Paul chided his Jewish readers by telling them that he had much to say about the priesthood of Melchizedek, but they had grown to be dull of understanding. While they should have been able to teach by this time, they actually needed to be taught about what their own traditions mean (Hebrews 5:11-12). They needed to be taught “the first principles of the oracles of God,” meaning the basic doctrines of the Jewish faith, and how such things pertain to the coming of their Messiah.
Tag Archives: error
In a previous study I demonstrated that the church at Sardis allowed herself to fall in disrepair, just as the ancient city did, before it was conquered. Her works weren’t perfect before God, and she failed to watch and pray, which placed her in a dangerous position. Jesus told the church to do three things: 1) remember how they had both received and heard; 2) hold fast; and 3) repent (Revelation 3:3). How would attending to these three matters affect the dangerous state in which Christ found her in Revelation 3? Read the rest of this entry »
Thyatira was the smallest of the seven cities on an ancient Roman mail route. Beginning in Ephesus one would travel north to Smyrna and then to Pergamum. At this point the mail rider changed to a southerly direction and came to Thyatira on the left of the road from Pergamum to Sardis. The church of Thyatira is sometimes called the corrupt church, but I believe this has more to do with a forced historical interpretation of the seven churches than anything else. The idea that these churches represent seven eras of church history is completely false. It is eisegesis rather than exegesis. Jesus had some very good things to say about this church, and to conclude that it was a corrupt church in order to fit it into a corrupt era in church history is simply ridiculous. There is absolutely no good reason to do so. In fact, it is slanderous to do so, in my opinion, and that against brethren whom Jesus commended for their labor. Read the rest of this entry »
Jesus reminded the disciples of what he had told them before they arrived in Jerusalem, namely, that all things written in the scriptures concerning him must be fulfilled (Luke 24:44). Moreover, this pertained to how he would be mistreated and mocked by the Jewish leaders, and how he would be scourged and crucified by the gentiles, but he would rise again on the third day (cf. Luke 18:31-34; 24:25-26). He then began to open their understanding of the scriptures (Luke 24:45; cf. Acts 16:14), but this may not have been like switching on a light in order to dispel their darkness. Rather, it may have taken several appearances, before the disciples fully understood and embraced what Jesus had been telling them for some time (cf. Acts 1:3). One doesn’t rid himself of false doctrine very easily or all at once. Read the rest of this entry »
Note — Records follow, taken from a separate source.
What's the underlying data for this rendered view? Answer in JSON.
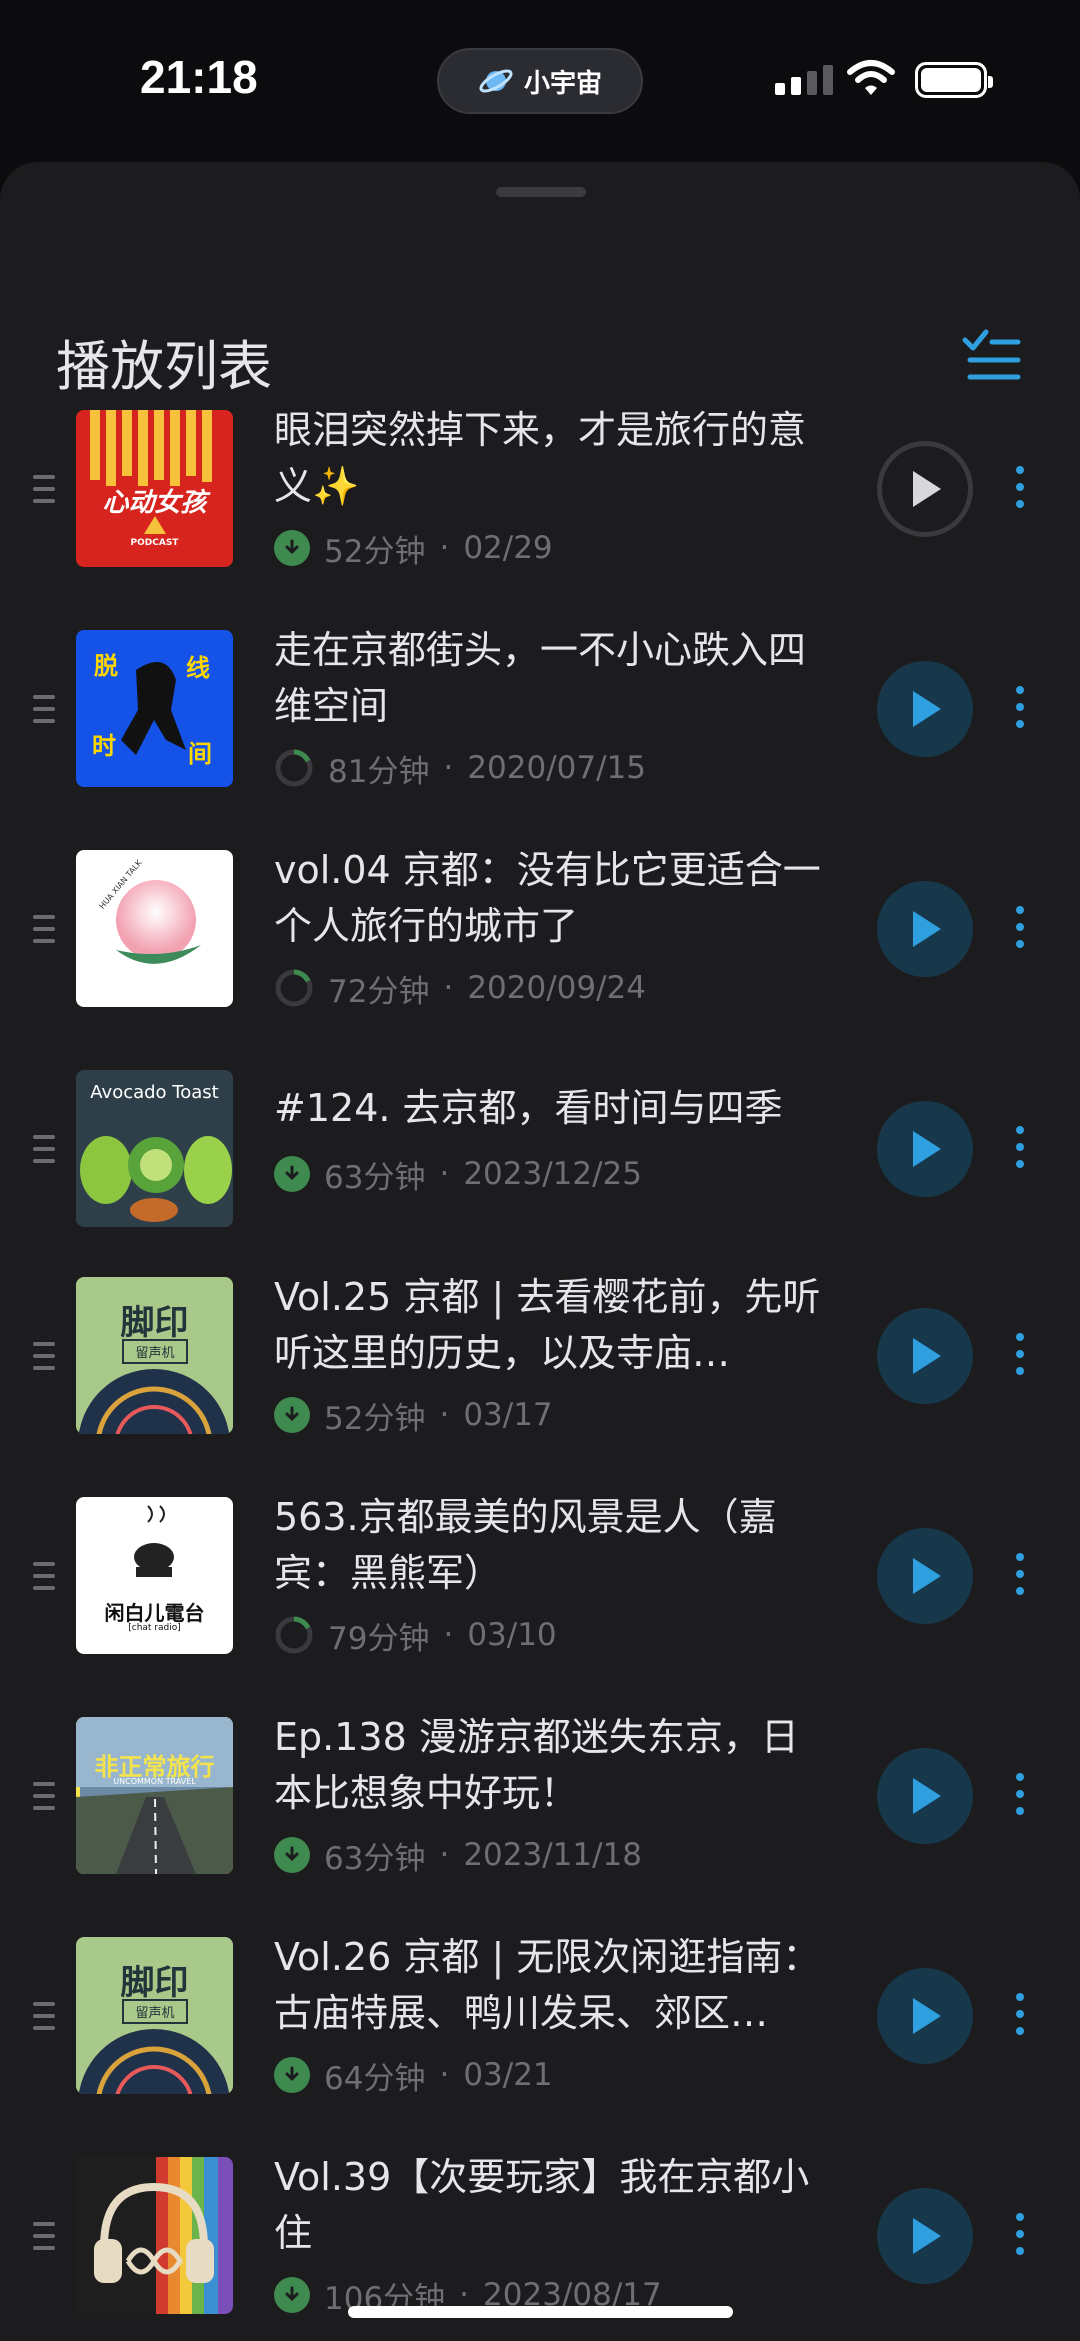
{
  "status": {
    "time": "21:18",
    "island_label": "小宇宙"
  },
  "header": {
    "title": "播放列表"
  },
  "colors": {
    "accent": "#2f9fe0",
    "download_green": "#3f8a4e",
    "sheet_bg": "#1c1c1e"
  },
  "items": [
    {
      "title": "眼泪突然掉下来，才是旅行的意义✨",
      "duration": "52分钟",
      "date": "02/29",
      "status": "downloaded",
      "current": true,
      "cover": "fries"
    },
    {
      "title": "走在京都街头，一不小心跌入四维空间",
      "duration": "81分钟",
      "date": "2020/07/15",
      "status": "progress",
      "current": false,
      "cover": "blue"
    },
    {
      "title": "vol.04 京都：没有比它更适合一个人旅行的城市了",
      "duration": "72分钟",
      "date": "2020/09/24",
      "status": "progress",
      "current": false,
      "cover": "peach"
    },
    {
      "title": "#124. 去京都，看时间与四季",
      "duration": "63分钟",
      "date": "2023/12/25",
      "status": "downloaded",
      "current": false,
      "cover": "avocado"
    },
    {
      "title": "Vol.25 京都 | 去看樱花前，先听听这里的历史，以及寺庙…",
      "duration": "52分钟",
      "date": "03/17",
      "status": "downloaded",
      "current": false,
      "cover": "jiaoyin"
    },
    {
      "title": "563.京都最美的风景是人（嘉宾：黑熊军）",
      "duration": "79分钟",
      "date": "03/10",
      "status": "progress",
      "current": false,
      "cover": "radio"
    },
    {
      "title": "Ep.138 漫游京都迷失东京，日本比想象中好玩！",
      "duration": "63分钟",
      "date": "2023/11/18",
      "status": "downloaded",
      "current": false,
      "cover": "road"
    },
    {
      "title": "Vol.26 京都 | 无限次闲逛指南：古庙特展、鸭川发呆、郊区…",
      "duration": "64分钟",
      "date": "03/21",
      "status": "downloaded",
      "current": false,
      "cover": "jiaoyin"
    },
    {
      "title": "Vol.39【次要玩家】我在京都小住",
      "duration": "106分钟",
      "date": "2023/08/17",
      "status": "downloaded",
      "current": false,
      "cover": "headphones"
    }
  ],
  "cover_texts": {
    "fries": "心动女孩",
    "fries_sub": "PODCAST",
    "avocado": "Avocado Toast",
    "jiaoyin": "脚印",
    "jiaoyin_sub": "留声机",
    "peach": "HUA XIAN TALK",
    "blue_a": "脱",
    "blue_b": "线",
    "blue_c": "时",
    "blue_d": "间",
    "radio": "闲白儿電台",
    "radio_sub": "[chat radio]",
    "road": "非正常旅行",
    "road_sub": "UNCOMMON TRAVEL"
  }
}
It is hardly possible to read the book of Revelation without noticing that its fulfillment was near. Many folks believe the book was written late in the first century, and, therefore, couldn’t be an indicator of the fall of Jerusalem and the destruction of the Temple, but this simply isn’t so. The error lies in simply believing what the fourth century church father, Eusebius, said about the writings of Clement of Alexandria who lived in the latter part of the second century AD and the beginning of the third. It is impossible for Clement to have said what Eusebius claimed. Yet, modern scholars seem bent on receiving Eusebius’ testimony. Read the rest of this entry »
The phrase, the end is at hand, or one similar to it has become one of the most used phrases in the mouths of the cynics to show the Bible is merely a book composed by men. If this could be preached throughout the 2000 year history of Christianity, how could anyone take the return of Christ seriously? How could anyone take Scripture seriously, when those named as its composers were so wrong about the return of Christ in the first century AD? Certainly, it is claimed by the cynic, the New Testament shows Peter and Paul not only expected Christ to return in their expected lifetimes, but these men, unquestionably the leaders of the Jesus movement in the first century AD, predicted it. And, the accusation is: “They were wrong—pure and simple!” Read the rest of this entry »